(Bloomberg) -- SAIC Motor Corp., China's largest automaker, said its first-half profit may have more than quadrupled from a year earlier because of rising demand for vehicles in the world's most populous nation.
The Shanghai-based automaker didn't provide earnings figures in a statement today to the city's stock exchange. Net income was 1.4 billion yuan ($207 million) in the first half of 2009, according to the statement.
China's passenger-car sales have risen every month since February 2009 after the government halved consumption taxes on small vehicles. SAIC, a partner of General Motors Co. and Volkswagen AG, increased sales of Buick Excelle compacts, VW Passat sedans and other vehicles by 44 percent to more than 1.77 million units in the first half, today's statement said.
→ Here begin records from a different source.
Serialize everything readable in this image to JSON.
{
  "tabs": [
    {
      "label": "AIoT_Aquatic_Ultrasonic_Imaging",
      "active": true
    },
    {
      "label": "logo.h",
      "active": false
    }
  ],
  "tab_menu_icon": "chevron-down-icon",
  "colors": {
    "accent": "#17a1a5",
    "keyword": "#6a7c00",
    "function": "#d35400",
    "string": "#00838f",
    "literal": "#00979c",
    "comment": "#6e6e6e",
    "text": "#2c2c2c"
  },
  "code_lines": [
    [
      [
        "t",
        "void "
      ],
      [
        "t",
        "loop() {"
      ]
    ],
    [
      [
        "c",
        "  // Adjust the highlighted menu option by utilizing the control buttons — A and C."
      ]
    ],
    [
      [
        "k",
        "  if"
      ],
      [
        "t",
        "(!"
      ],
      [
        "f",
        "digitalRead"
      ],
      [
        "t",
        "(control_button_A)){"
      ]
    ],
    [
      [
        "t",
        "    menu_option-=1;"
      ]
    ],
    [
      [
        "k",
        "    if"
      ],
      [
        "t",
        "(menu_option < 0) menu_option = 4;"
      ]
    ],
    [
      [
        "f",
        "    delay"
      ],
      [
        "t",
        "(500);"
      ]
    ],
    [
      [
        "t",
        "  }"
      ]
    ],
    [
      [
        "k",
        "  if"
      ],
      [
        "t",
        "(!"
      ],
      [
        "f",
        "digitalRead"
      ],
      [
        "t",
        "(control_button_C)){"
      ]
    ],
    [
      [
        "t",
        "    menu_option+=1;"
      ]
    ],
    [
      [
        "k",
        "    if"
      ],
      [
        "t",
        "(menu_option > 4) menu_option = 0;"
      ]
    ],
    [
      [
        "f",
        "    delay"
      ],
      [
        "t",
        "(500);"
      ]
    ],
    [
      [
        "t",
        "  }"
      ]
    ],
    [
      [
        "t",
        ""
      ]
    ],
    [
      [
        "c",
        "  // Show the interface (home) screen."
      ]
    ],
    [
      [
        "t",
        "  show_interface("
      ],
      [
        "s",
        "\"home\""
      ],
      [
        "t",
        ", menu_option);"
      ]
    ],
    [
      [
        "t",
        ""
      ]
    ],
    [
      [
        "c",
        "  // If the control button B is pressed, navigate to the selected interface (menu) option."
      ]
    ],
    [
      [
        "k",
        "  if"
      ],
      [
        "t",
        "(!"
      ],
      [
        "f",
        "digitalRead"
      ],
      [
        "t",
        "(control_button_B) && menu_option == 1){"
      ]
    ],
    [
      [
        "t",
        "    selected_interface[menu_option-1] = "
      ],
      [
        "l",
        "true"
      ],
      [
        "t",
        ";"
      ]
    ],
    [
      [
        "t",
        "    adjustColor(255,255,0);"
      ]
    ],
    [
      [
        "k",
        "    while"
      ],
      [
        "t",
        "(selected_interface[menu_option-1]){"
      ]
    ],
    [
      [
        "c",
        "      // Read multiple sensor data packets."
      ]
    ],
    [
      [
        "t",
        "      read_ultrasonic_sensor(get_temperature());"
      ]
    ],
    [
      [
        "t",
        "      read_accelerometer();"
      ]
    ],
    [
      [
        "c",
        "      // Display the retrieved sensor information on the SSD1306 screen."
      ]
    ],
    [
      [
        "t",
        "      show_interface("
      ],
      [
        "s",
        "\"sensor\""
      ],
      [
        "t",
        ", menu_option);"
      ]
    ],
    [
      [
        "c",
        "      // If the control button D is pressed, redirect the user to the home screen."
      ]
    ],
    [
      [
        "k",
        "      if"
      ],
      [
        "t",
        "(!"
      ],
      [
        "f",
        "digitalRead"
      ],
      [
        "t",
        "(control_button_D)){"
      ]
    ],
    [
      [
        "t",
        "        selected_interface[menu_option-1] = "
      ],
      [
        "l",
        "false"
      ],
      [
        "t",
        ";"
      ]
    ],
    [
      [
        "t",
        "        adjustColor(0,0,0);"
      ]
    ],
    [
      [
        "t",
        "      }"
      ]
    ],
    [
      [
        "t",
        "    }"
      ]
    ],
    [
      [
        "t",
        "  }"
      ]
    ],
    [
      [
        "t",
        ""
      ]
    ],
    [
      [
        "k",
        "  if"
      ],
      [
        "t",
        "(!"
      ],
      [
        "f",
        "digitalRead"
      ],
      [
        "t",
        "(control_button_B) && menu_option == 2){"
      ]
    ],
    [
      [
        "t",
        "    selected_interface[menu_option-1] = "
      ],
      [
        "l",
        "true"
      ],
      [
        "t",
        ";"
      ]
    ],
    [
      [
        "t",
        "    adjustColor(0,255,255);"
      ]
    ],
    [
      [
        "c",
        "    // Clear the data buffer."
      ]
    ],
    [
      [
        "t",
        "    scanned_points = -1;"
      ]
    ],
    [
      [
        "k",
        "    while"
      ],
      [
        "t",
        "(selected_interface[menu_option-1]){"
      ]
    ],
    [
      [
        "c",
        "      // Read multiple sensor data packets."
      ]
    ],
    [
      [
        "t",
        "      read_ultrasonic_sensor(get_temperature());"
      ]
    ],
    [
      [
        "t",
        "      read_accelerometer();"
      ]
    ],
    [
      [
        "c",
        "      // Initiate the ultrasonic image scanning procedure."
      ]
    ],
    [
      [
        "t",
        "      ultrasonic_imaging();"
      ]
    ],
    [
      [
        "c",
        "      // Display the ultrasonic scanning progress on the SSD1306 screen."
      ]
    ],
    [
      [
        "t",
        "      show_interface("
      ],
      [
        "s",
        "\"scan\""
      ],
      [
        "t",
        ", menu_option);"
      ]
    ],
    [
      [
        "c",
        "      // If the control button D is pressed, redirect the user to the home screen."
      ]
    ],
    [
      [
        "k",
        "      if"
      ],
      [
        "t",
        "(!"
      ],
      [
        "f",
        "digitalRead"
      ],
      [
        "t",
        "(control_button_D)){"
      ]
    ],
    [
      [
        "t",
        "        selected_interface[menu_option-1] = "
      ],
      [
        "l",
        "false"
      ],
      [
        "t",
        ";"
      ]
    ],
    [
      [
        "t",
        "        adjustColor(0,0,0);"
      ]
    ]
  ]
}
“SAIC has done a good job in the first half,” said Zhang Xin, an analyst at Guotai Junan Securities Co. in Beijing. “A low base in the first half of 2009 also has helped this year's rate of profit growth.”
Listed companies in China are required to make an announcement if they expect earnings to rise or fall more than 50 percent in a reporting period. The company will provide detailed earnings on Aug. 26, it said.
Partners GM and Volkswagen are the two largest foreign automakers in the nation, according to the China Association of Automobile Manufacturers. China is the world's biggest auto market.
GM and its local ventures, which include separate car and minivehicle-making partnerships with SAIC, are “on track” to sell more than 2 million vehicles in China this year, four years ahead of schedule, the U.S. automaker said on April 12.
SAIC bought an additional 1 percent stake in Shanghai General Motors Co., the two companies' car-manufacturing venture, in March, raising its stake in the venture to 51 percent.
The company said on June 24 it aims to raise as much as 10 billion yuan in a share sale to expand development of its own-brand vehicles.
SAIC forecasts sales of 3 million units this year, President Chen Hong said in late May.
SAIC-GM-Wuling Automotive Co., SAIC and GM's minivan venture, aim to boost sales by 41 percent to 1.5 million vehicles annually by 2015 from last year, Shen Yang, president of the venture said on July 18.
China's passenger-car sales to dealerships rose at the slowest pace in 15 months in June as inflation reduced consumers' purchasing power.